## ACTIVITY:
The expected output is the complete listing, unchanged.
[Opening DATA IN THIS EXERCISE section]
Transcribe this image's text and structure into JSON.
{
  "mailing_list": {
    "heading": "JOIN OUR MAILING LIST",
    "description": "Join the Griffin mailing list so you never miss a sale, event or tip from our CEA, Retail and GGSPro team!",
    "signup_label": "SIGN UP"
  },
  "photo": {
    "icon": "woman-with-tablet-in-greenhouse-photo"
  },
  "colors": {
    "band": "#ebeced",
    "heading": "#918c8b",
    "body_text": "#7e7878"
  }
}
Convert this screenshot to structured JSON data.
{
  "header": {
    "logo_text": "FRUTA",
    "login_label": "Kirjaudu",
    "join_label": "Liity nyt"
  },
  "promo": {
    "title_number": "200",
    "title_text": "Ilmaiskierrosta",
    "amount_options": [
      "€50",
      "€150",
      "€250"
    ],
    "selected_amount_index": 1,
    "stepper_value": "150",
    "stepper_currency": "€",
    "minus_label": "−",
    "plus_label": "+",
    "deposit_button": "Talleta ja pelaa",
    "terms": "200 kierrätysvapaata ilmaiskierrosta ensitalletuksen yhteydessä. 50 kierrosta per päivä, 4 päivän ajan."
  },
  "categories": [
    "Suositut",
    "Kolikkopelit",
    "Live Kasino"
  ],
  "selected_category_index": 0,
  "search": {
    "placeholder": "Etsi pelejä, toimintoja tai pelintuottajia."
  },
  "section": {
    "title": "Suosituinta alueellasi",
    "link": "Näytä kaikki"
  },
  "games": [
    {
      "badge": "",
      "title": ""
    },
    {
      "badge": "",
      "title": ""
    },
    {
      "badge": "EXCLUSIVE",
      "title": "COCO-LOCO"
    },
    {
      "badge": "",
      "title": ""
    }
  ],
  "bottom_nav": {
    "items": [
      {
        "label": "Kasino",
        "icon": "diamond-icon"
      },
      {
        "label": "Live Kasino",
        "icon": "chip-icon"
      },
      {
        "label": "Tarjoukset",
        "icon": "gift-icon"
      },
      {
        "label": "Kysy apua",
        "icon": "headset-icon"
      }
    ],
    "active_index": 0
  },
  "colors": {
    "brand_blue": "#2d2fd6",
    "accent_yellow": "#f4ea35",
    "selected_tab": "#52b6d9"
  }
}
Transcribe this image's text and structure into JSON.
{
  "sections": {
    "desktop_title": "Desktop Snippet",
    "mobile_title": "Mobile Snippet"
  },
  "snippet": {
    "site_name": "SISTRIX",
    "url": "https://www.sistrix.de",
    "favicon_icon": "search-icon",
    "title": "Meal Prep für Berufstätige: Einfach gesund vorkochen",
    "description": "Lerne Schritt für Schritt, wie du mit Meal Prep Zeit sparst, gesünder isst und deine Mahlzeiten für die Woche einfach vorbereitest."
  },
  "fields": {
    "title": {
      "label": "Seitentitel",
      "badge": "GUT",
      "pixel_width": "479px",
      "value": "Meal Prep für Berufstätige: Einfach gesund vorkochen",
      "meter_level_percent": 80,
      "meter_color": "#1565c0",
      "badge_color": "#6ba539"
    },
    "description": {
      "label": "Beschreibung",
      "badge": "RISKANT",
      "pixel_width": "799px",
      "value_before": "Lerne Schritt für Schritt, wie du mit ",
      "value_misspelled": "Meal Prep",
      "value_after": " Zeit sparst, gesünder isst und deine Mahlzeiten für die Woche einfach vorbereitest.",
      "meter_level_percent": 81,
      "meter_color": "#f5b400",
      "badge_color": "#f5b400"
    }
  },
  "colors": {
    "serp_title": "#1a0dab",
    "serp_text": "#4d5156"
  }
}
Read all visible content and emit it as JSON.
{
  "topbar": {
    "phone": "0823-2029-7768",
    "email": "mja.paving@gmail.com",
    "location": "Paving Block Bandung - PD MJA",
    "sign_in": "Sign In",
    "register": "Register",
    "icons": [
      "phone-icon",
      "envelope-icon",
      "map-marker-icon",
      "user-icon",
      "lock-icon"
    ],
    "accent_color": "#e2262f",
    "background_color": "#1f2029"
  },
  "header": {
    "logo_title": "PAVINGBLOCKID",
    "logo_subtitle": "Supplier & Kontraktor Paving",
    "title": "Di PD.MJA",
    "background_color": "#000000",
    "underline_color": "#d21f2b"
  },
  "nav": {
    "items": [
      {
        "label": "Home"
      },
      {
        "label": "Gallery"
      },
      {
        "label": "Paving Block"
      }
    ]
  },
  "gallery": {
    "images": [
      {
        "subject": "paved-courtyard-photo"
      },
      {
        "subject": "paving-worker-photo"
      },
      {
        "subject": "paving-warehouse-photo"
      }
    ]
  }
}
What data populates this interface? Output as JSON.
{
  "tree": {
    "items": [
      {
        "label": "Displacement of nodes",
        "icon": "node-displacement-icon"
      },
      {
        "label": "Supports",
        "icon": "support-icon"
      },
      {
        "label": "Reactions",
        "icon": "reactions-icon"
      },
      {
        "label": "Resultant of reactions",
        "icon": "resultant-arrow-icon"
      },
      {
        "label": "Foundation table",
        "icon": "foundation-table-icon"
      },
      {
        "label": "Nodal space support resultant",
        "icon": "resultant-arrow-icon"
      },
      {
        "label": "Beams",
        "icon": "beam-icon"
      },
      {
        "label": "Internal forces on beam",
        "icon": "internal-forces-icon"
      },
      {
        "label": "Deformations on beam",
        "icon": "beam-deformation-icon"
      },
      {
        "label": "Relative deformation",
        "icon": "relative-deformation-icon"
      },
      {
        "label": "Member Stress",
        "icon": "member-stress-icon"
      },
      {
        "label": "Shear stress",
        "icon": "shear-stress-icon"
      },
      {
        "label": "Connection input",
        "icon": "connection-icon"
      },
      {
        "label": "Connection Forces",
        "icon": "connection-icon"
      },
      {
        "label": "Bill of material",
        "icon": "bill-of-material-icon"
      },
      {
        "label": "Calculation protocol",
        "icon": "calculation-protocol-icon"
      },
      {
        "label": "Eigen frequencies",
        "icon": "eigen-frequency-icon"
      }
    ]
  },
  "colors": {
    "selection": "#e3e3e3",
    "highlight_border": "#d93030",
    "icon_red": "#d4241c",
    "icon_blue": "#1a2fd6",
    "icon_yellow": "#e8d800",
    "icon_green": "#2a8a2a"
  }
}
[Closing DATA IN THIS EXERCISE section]
## WRITTEN ANSWER:
Transcribe this image's text and structure into JSON.
{
  "mailing_list": {
    "heading": "JOIN OUR MAILING LIST",
    "description": "Join the Griffin mailing list so you never miss a sale, event or tip from our CEA, Retail and GGSPro team!",
    "signup_label": "SIGN UP"
  },
  "photo": {
    "icon": "woman-with-tablet-in-greenhouse-photo"
  },
  "colors": {
    "band": "#ebeced",
    "heading": "#918c8b",
    "body_text": "#7e7878"
  }
}
Convert this screenshot to structured JSON data.
{
  "header": {
    "logo_text": "FRUTA",
    "login_label": "Kirjaudu",
    "join_label": "Liity nyt"
  },
  "promo": {
    "title_number": "200",
    "title_text": "Ilmaiskierrosta",
    "amount_options": [
      "€50",
      "€150",
      "€250"
    ],
    "selected_amount_index": 1,
    "stepper_value": "150",
    "stepper_currency": "€",
    "minus_label": "−",
    "plus_label": "+",
    "deposit_button": "Talleta ja pelaa",
    "terms": "200 kierrätysvapaata ilmaiskierrosta ensitalletuksen yhteydessä. 50 kierrosta per päivä, 4 päivän ajan."
  },
  "categories": [
    "Suositut",
    "Kolikkopelit",
    "Live Kasino"
  ],
  "selected_category_index": 0,
  "search": {
    "placeholder": "Etsi pelejä, toimintoja tai pelintuottajia."
  },
  "section": {
    "title": "Suosituinta alueellasi",
    "link": "Näytä kaikki"
  },
  "games": [
    {
      "badge": "",
      "title": ""
    },
    {
      "badge": "",
      "title": ""
    },
    {
      "badge": "EXCLUSIVE",
      "title": "COCO-LOCO"
    },
    {
      "badge": "",
      "title": ""
    }
  ],
  "bottom_nav": {
    "items": [
      {
        "label": "Kasino",
        "icon": "diamond-icon"
      },
      {
        "label": "Live Kasino",
        "icon": "chip-icon"
      },
      {
        "label": "Tarjoukset",
        "icon": "gift-icon"
      },
      {
        "label": "Kysy apua",
        "icon": "headset-icon"
      }
    ],
    "active_index": 0
  },
  "colors": {
    "brand_blue": "#2d2fd6",
    "accent_yellow": "#f4ea35",
    "selected_tab": "#52b6d9"
  }
}
Transcribe this image's text and structure into JSON.
{
  "sections": {
    "desktop_title": "Desktop Snippet",
    "mobile_title": "Mobile Snippet"
  },
  "snippet": {
    "site_name": "SISTRIX",
    "url": "https://www.sistrix.de",
    "favicon_icon": "search-icon",
    "title": "Meal Prep für Berufstätige: Einfach gesund vorkochen",
    "description": "Lerne Schritt für Schritt, wie du mit Meal Prep Zeit sparst, gesünder isst und deine Mahlzeiten für die Woche einfach vorbereitest."
  },
  "fields": {
    "title": {
      "label": "Seitentitel",
      "badge": "GUT",
      "pixel_width": "479px",
      "value": "Meal Prep für Berufstätige: Einfach gesund vorkochen",
      "meter_level_percent": 80,
      "meter_color": "#1565c0",
      "badge_color": "#6ba539"
    },
    "description": {
      "label": "Beschreibung",
      "badge": "RISKANT",
      "pixel_width": "799px",
      "value_before": "Lerne Schritt für Schritt, wie du mit ",
      "value_misspelled": "Meal Prep",
      "value_after": " Zeit sparst, gesünder isst und deine Mahlzeiten für die Woche einfach vorbereitest.",
      "meter_level_percent": 81,
      "meter_color": "#f5b400",
      "badge_color": "#f5b400"
    }
  },
  "colors": {
    "serp_title": "#1a0dab",
    "serp_text": "#4d5156"
  }
}
Read all visible content and emit it as JSON.
{
  "topbar": {
    "phone": "0823-2029-7768",
    "email": "mja.paving@gmail.com",
    "location": "Paving Block Bandung - PD MJA",
    "sign_in": "Sign In",
    "register": "Register",
    "icons": [
      "phone-icon",
      "envelope-icon",
      "map-marker-icon",
      "user-icon",
      "lock-icon"
    ],
    "accent_color": "#e2262f",
    "background_color": "#1f2029"
  },
  "header": {
    "logo_title": "PAVINGBLOCKID",
    "logo_subtitle": "Supplier & Kontraktor Paving",
    "title": "Di PD.MJA",
    "background_color": "#000000",
    "underline_color": "#d21f2b"
  },
  "nav": {
    "items": [
      {
        "label": "Home"
      },
      {
        "label": "Gallery"
      },
      {
        "label": "Paving Block"
      }
    ]
  },
  "gallery": {
    "images": [
      {
        "subject": "paved-courtyard-photo"
      },
      {
        "subject": "paving-worker-photo"
      },
      {
        "subject": "paving-warehouse-photo"
      }
    ]
  }
}
What data populates this interface? Output as JSON.
{
  "tree": {
    "items": [
      {
        "label": "Displacement of nodes",
        "icon": "node-displacement-icon"
      },
      {
        "label": "Supports",
        "icon": "support-icon"
      },
      {
        "label": "Reactions",
        "icon": "reactions-icon"
      },
      {
        "label": "Resultant of reactions",
        "icon": "resultant-arrow-icon"
      },
      {
        "label": "Foundation table",
        "icon": "foundation-table-icon"
      },
      {
        "label": "Nodal space support resultant",
        "icon": "resultant-arrow-icon"
      },
      {
        "label": "Beams",
        "icon": "beam-icon"
      },
      {
        "label": "Internal forces on beam",
        "icon": "internal-forces-icon"
      },
      {
        "label": "Deformations on beam",
        "icon": "beam-deformation-icon"
      },
      {
        "label": "Relative deformation",
        "icon": "relative-deformation-icon"
      },
      {
        "label": "Member Stress",
        "icon": "member-stress-icon"
      },
      {
        "label": "Shear stress",
        "icon": "shear-stress-icon"
      },
      {
        "label": "Connection input",
        "icon": "connection-icon"
      },
      {
        "label": "Connection Forces",
        "icon": "connection-icon"
      },
      {
        "label": "Bill of material",
        "icon": "bill-of-material-icon"
      },
      {
        "label": "Calculation protocol",
        "icon": "calculation-protocol-icon"
      },
      {
        "label": "Eigen frequencies",
        "icon": "eigen-frequency-icon"
      }
    ]
  },
  "colors": {
    "selection": "#e3e3e3",
    "highlight_border": "#d93030",
    "icon_red": "#d4241c",
    "icon_blue": "#1a2fd6",
    "icon_yellow": "#e8d800",
    "icon_green": "#2a8a2a"
  }
}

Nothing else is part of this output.